Once more Javier Ortiz tells us about Lórien, in its Jamaican version:
The journey to Jamaica
Those who regularly follow this diary already know what is what I refer as Jamaica: the same that our dear Cavafy, and Lluís Llach after him, called Ithaca. An idyllic setting in which we locate peace, solidarity, love, good faith …
Our dreams, in short. The Not-Here.
Some days ago, in a moment of bitterness, I insisted that my Jamaica does not exist. What a news! I forgot –or rather, I did not want to remember– that this actually is its great virtue. If it existed, it could not be perfect.
Jamaica is not an island with idyllic beaches where we lie down to rest from our wars. Jamaica is the watchword for the fight. Jamaica is a flag for those of us who do not hoist any particular flag because we have too many of them.
In Cavafy’s poem, Ithaca is not important at all. All really existing Ithacas really –all really existing Jamaicas– are doomed to disappoint us. The important thing is not the destination. What really matters is the journey.
The journey is important because it tests us, because it challenges us not to lose our determination nor change our course, because it forces us to disregard the sirens’ calls, because it prevents us from wandering aimlessly through life.
But there is something in the journey which is even more decisive: the companionship. The people who accompanies us on the journey. Men and women who, animated by the same will and the same dream, walk beside us, giving themselves’ all in the fight for the impossible.
These days, which have been somewhat bitter for me, have again demonstrated it. They, the companions, are the best. And how they are. And how much they are.
Some of you could have understood that, exhausted after so much struggling, I was about to abandom ship, renouncing the journey.
Así que me dejo de tonterías, y a seguir remando. Contra la corriente, que es lo nuestro.
Never. I can not imagine anything better than being a member of the crew of this ship, which rows to Ithaca and dreams of Jamaica.
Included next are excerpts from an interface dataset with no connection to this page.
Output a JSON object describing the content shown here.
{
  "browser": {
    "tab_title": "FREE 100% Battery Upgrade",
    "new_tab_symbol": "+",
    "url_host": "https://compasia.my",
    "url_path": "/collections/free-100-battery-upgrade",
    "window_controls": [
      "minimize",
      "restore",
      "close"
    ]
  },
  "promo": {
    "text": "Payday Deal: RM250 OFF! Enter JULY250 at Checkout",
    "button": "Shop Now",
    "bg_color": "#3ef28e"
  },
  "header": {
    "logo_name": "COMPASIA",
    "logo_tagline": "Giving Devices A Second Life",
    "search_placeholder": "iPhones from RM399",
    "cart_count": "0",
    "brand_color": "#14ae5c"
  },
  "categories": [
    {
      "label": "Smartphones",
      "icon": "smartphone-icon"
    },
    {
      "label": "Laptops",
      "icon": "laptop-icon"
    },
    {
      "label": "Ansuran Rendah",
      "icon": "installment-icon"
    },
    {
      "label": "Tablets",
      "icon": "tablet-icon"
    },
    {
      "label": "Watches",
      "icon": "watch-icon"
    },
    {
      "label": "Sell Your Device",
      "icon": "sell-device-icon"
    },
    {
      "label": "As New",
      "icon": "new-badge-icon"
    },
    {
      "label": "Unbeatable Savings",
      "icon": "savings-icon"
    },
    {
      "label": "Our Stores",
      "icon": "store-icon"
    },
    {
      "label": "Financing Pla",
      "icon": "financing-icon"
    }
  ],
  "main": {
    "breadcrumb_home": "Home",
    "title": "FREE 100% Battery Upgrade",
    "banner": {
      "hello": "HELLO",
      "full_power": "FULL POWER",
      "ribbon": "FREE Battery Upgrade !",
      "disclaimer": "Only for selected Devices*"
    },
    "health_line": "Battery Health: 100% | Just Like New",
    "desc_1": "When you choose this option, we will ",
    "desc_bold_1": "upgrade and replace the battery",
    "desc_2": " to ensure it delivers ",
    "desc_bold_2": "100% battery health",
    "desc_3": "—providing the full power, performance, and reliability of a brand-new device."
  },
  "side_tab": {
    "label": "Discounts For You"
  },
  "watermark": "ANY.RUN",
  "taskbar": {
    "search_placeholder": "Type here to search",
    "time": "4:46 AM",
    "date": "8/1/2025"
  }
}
So let’s stop the chatter and continue paddling, as usual, against the tide.
(El viaje a Jamaica. Apuntes del Natural. 14 de julio de 2001)